The task: Output every record exactly, and nothing more.

************

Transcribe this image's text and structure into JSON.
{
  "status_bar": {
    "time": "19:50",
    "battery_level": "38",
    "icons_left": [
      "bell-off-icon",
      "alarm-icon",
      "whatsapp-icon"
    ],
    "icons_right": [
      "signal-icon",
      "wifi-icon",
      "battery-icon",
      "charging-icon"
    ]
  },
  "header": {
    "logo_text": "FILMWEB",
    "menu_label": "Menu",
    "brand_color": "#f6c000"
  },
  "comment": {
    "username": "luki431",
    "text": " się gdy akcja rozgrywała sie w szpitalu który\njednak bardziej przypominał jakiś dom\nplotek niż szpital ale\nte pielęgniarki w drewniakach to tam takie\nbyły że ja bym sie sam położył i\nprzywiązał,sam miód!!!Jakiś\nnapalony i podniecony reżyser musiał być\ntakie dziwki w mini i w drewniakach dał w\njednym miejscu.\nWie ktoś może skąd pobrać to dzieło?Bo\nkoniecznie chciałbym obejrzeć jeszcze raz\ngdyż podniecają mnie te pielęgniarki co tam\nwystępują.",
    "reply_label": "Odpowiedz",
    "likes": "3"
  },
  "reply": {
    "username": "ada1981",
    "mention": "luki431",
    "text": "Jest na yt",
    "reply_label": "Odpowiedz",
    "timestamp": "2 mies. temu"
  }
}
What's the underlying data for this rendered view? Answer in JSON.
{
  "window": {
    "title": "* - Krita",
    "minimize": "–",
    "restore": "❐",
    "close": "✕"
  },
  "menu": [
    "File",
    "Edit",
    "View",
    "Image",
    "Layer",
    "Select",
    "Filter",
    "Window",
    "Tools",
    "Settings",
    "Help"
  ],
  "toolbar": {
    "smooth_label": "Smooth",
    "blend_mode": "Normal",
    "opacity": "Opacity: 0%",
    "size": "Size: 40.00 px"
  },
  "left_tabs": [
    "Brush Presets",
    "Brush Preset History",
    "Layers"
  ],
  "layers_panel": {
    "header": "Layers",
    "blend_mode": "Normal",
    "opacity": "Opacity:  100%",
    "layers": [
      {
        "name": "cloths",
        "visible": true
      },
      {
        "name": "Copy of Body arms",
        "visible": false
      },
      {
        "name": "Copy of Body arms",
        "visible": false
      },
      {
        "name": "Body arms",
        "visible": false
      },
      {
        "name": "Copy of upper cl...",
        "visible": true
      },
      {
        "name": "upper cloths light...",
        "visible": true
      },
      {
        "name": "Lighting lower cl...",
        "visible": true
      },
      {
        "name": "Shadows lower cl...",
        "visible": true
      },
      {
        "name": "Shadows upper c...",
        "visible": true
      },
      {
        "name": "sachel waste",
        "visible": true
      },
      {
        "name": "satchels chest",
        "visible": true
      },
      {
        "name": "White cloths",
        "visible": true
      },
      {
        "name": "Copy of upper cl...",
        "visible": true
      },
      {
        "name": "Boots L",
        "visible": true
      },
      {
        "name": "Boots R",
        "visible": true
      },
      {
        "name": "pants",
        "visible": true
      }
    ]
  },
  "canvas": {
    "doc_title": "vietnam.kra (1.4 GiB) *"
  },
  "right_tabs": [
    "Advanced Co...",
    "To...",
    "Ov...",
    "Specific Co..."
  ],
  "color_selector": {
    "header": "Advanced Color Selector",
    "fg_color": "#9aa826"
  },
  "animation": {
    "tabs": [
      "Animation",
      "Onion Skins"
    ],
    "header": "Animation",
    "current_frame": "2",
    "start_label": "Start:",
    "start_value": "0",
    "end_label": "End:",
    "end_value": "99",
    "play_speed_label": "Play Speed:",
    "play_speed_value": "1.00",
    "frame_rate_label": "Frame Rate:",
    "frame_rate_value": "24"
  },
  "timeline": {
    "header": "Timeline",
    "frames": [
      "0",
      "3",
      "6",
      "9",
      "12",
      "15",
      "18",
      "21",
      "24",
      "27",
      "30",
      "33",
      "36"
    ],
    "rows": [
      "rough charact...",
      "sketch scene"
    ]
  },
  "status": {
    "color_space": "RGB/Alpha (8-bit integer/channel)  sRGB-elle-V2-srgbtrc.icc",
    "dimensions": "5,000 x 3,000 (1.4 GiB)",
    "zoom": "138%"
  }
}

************

Expected answer:
Transcribe this image's text and structure into JSON.
{
  "status_bar": {
    "time": "19:50",
    "battery_level": "38",
    "icons_left": [
      "bell-off-icon",
      "alarm-icon",
      "whatsapp-icon"
    ],
    "icons_right": [
      "signal-icon",
      "wifi-icon",
      "battery-icon",
      "charging-icon"
    ]
  },
  "header": {
    "logo_text": "FILMWEB",
    "menu_label": "Menu",
    "brand_color": "#f6c000"
  },
  "comment": {
    "username": "luki431",
    "text": " się gdy akcja rozgrywała sie w szpitalu który\njednak bardziej przypominał jakiś dom\nplotek niż szpital ale\nte pielęgniarki w drewniakach to tam takie\nbyły że ja bym sie sam położył i\nprzywiązał,sam miód!!!Jakiś\nnapalony i podniecony reżyser musiał być\ntakie dziwki w mini i w drewniakach dał w\njednym miejscu.\nWie ktoś może skąd pobrać to dzieło?Bo\nkoniecznie chciałbym obejrzeć jeszcze raz\ngdyż podniecają mnie te pielęgniarki co tam\nwystępują.",
    "reply_label": "Odpowiedz",
    "likes": "3"
  },
  "reply": {
    "username": "ada1981",
    "mention": "luki431",
    "text": "Jest na yt",
    "reply_label": "Odpowiedz",
    "timestamp": "2 mies. temu"
  }
}
What's the underlying data for this rendered view? Answer in JSON.
{
  "window": {
    "title": "* - Krita",
    "minimize": "–",
    "restore": "❐",
    "close": "✕"
  },
  "menu": [
    "File",
    "Edit",
    "View",
    "Image",
    "Layer",
    "Select",
    "Filter",
    "Window",
    "Tools",
    "Settings",
    "Help"
  ],
  "toolbar": {
    "smooth_label": "Smooth",
    "blend_mode": "Normal",
    "opacity": "Opacity: 0%",
    "size": "Size: 40.00 px"
  },
  "left_tabs": [
    "Brush Presets",
    "Brush Preset History",
    "Layers"
  ],
  "layers_panel": {
    "header": "Layers",
    "blend_mode": "Normal",
    "opacity": "Opacity:  100%",
    "layers": [
      {
        "name": "cloths",
        "visible": true
      },
      {
        "name": "Copy of Body arms",
        "visible": false
      },
      {
        "name": "Copy of Body arms",
        "visible": false
      },
      {
        "name": "Body arms",
        "visible": false
      },
      {
        "name": "Copy of upper cl...",
        "visible": true
      },
      {
        "name": "upper cloths light...",
        "visible": true
      },
      {
        "name": "Lighting lower cl...",
        "visible": true
      },
      {
        "name": "Shadows lower cl...",
        "visible": true
      },
      {
        "name": "Shadows upper c...",
        "visible": true
      },
      {
        "name": "sachel waste",
        "visible": true
      },
      {
        "name": "satchels chest",
        "visible": true
      },
      {
        "name": "White cloths",
        "visible": true
      },
      {
        "name": "Copy of upper cl...",
        "visible": true
      },
      {
        "name": "Boots L",
        "visible": true
      },
      {
        "name": "Boots R",
        "visible": true
      },
      {
        "name": "pants",
        "visible": true
      }
    ]
  },
  "canvas": {
    "doc_title": "vietnam.kra (1.4 GiB) *"
  },
  "right_tabs": [
    "Advanced Co...",
    "To...",
    "Ov...",
    "Specific Co..."
  ],
  "color_selector": {
    "header": "Advanced Color Selector",
    "fg_color": "#9aa826"
  },
  "animation": {
    "tabs": [
      "Animation",
      "Onion Skins"
    ],
    "header": "Animation",
    "current_frame": "2",
    "start_label": "Start:",
    "start_value": "0",
    "end_label": "End:",
    "end_value": "99",
    "play_speed_label": "Play Speed:",
    "play_speed_value": "1.00",
    "frame_rate_label": "Frame Rate:",
    "frame_rate_value": "24"
  },
  "timeline": {
    "header": "Timeline",
    "frames": [
      "0",
      "3",
      "6",
      "9",
      "12",
      "15",
      "18",
      "21",
      "24",
      "27",
      "30",
      "33",
      "36"
    ],
    "rows": [
      "rough charact...",
      "sketch scene"
    ]
  },
  "status": {
    "color_space": "RGB/Alpha (8-bit integer/channel)  sRGB-elle-V2-srgbtrc.icc",
    "dimensions": "5,000 x 3,000 (1.4 GiB)",
    "zoom": "138%"
  }
}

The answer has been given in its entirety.